Being a social media junkie (it is pretty much my job at HART) this blog keeps me informed on all the new crazes related to web.  While the site has become much more than a blog, that is still its bread and butter.  With this blog the writer also holds contests for items (such as a new Apple IPad) every couple months.  This blogger has a solid following–one of the most popular blogs on the web–and touches on pretty much anything.  Some of the current posts include:  Why Your Brand Needs to Be on FacebookFacebook Blamed for Rise of Syphillis in UK and When do Twitter Users Sleep?
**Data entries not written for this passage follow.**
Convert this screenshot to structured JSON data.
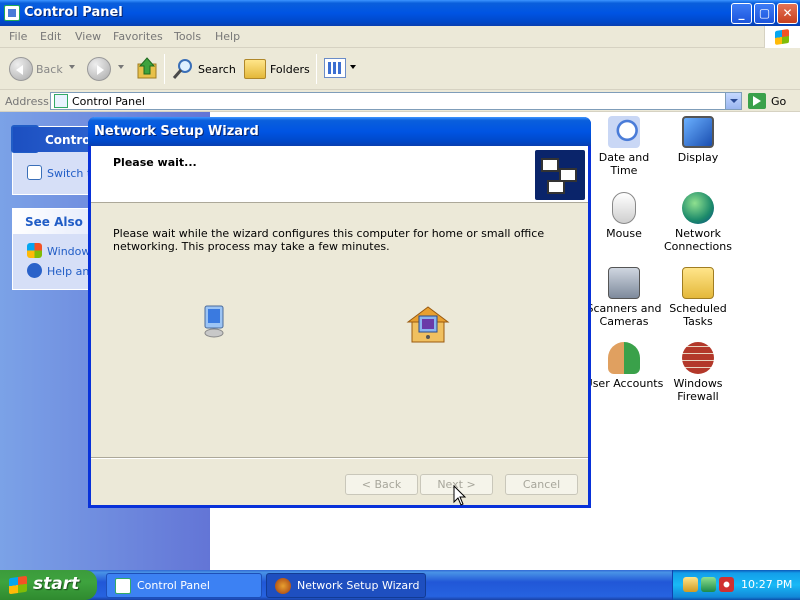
{
  "control_panel": {
    "title": "Control Panel",
    "menu": [
      "File",
      "Edit",
      "View",
      "Favorites",
      "Tools",
      "Help"
    ],
    "toolbar": {
      "back": "Back",
      "search": "Search",
      "folders": "Folders"
    },
    "address_label": "Address",
    "address_value": "Control Panel",
    "go_label": "Go",
    "sidebar": {
      "panel_title": "Control",
      "switch_link": "Switch t",
      "see_also": "See Also",
      "links": [
        "Windows",
        "Help and"
      ]
    },
    "items": [
      {
        "label": "Date and Time",
        "icon": "clock-calendar-icon"
      },
      {
        "label": "Display",
        "icon": "display-icon"
      },
      {
        "label": "Mouse",
        "icon": "mouse-icon"
      },
      {
        "label": "Network Connections",
        "icon": "network-globe-icon"
      },
      {
        "label": "Scanners and Cameras",
        "icon": "scanner-camera-icon"
      },
      {
        "label": "Scheduled Tasks",
        "icon": "scheduled-tasks-icon"
      },
      {
        "label": "User Accounts",
        "icon": "users-icon"
      },
      {
        "label": "Windows Firewall",
        "icon": "firewall-icon"
      }
    ]
  },
  "wizard": {
    "title": "Network Setup Wizard",
    "heading": "Please wait...",
    "body": "Please wait while the wizard configures this computer for home or small office networking. This process may take a few minutes.",
    "buttons": {
      "back": "< Back",
      "next": "Next >",
      "cancel": "Cancel"
    }
  },
  "taskbar": {
    "start": "start",
    "tasks": [
      "Control Panel",
      "Network Setup Wizard"
    ],
    "clock": "10:27 PM"
  }
}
Above all, I like that freshness of this blog.  It gives you a variety of topics and I’m guessing they have multiple bloggers, because the content is updated every hour.

3.) Engadget

Lastly, Engadget is one of my favorite blogs (especially when I’m looking for a new cellphone/electronic).  Engadget is a technology blog (if you couldn’t guess) that focuses on all the new trends in technology.  The blog is a part of a network of blogs each one related to all things geek (consumer electronics, video games etc.)  Like the other blogs, the blog is updated multiple times a day and always have fresh content–there are something like 7 bloggers.  As I mentioned above, I love reading the blog around the time I am looking for a new electronic.  Engadget always has reviews available and they’re usually pretty fair and spot on.  Late last year, the site started producing a once-a-month show that they invite an audience to and broadcast on the website.  The site also does a regular weekly podcast.
So to wrap things up… what makes a good blog to me:  has fresh content and subject matter and acts as a news source.

Dan Ruth–Might as Well be Hitler

•February 24, 2010 • Leave a Comment

So on Wednesday we had Dan Ruth, an award-winning columnist formerly of the Tampa Tribune, and currently with the St. Petersburg Times.  I was pretty excited when I learned that he would be speaking with us because of the fact that I’ve read quite a few of his articles and he is fairly well-known in the area.  Ironically, it was Dan Ruth getting fired from the Tribune  that actually led me to switch my major to public relations.  I felt that if veteran reporters were getting fired, then how was I going to jump into the field.

Ruth began the conversation talking about what column was his favorite one to write.  His favorite article was regarding the League of the South–an organization of whacked-out Southerners demanding reparations from the North because of what they called a “disruption of  the way of life” (slavery.)  My favorite quote from that was Ruth saying that the North should demand reparations from all the kerosene Sherman had to use on the South.  That what makes Dan Ruth who he is.  His style is very sarcastic and witty–yet simple and straightforward.  Ruth has a very “smart casual” style of writing in which he can be witty and yet keep the writing simple for the readers.

Throughout the discussion there weren’t certain lessons in column writing given out.

Lesson #1:  Be sure the ideas are yours and you have the commitment to the column.  Treat the real estate with a great deal of respect.

Lesson #2: “Your job as a columnist is to make people think about the issues of the day.  Job is to create informed readers.”  Even if they disagree with what you write, you still want them to guage their opinon

Lesson #3: ” Write columns in which people relate to, and get them laughing–gets them to relax.

Ruth talked about where he gets a lot of his ideas.  He mentioned that a good portion of his ideas come from every day life, but the process is still the same.   Columnists have to have their pieces vetted just like anyone.

Best quote was in regards to blogging:  “Blogs are like assho*es, everyone has one.  I tend to agree with him.  The internet has revolutionized the way we communicate, listen to music and watch movies–which is great.  The internet has seemed to revamp individual thought.  The problem I have is when news corporations are taking random people’s blogs seriously and running with stories and later having to retract them.  They are so tied up in being the first to break news that they are severely losing credibility.  Bloggers truly do not have to have any kind of editing process or any kind of real, vetted sources.

Dan is a tremendous journalist and it was a blast to be able to speak with him about the industry.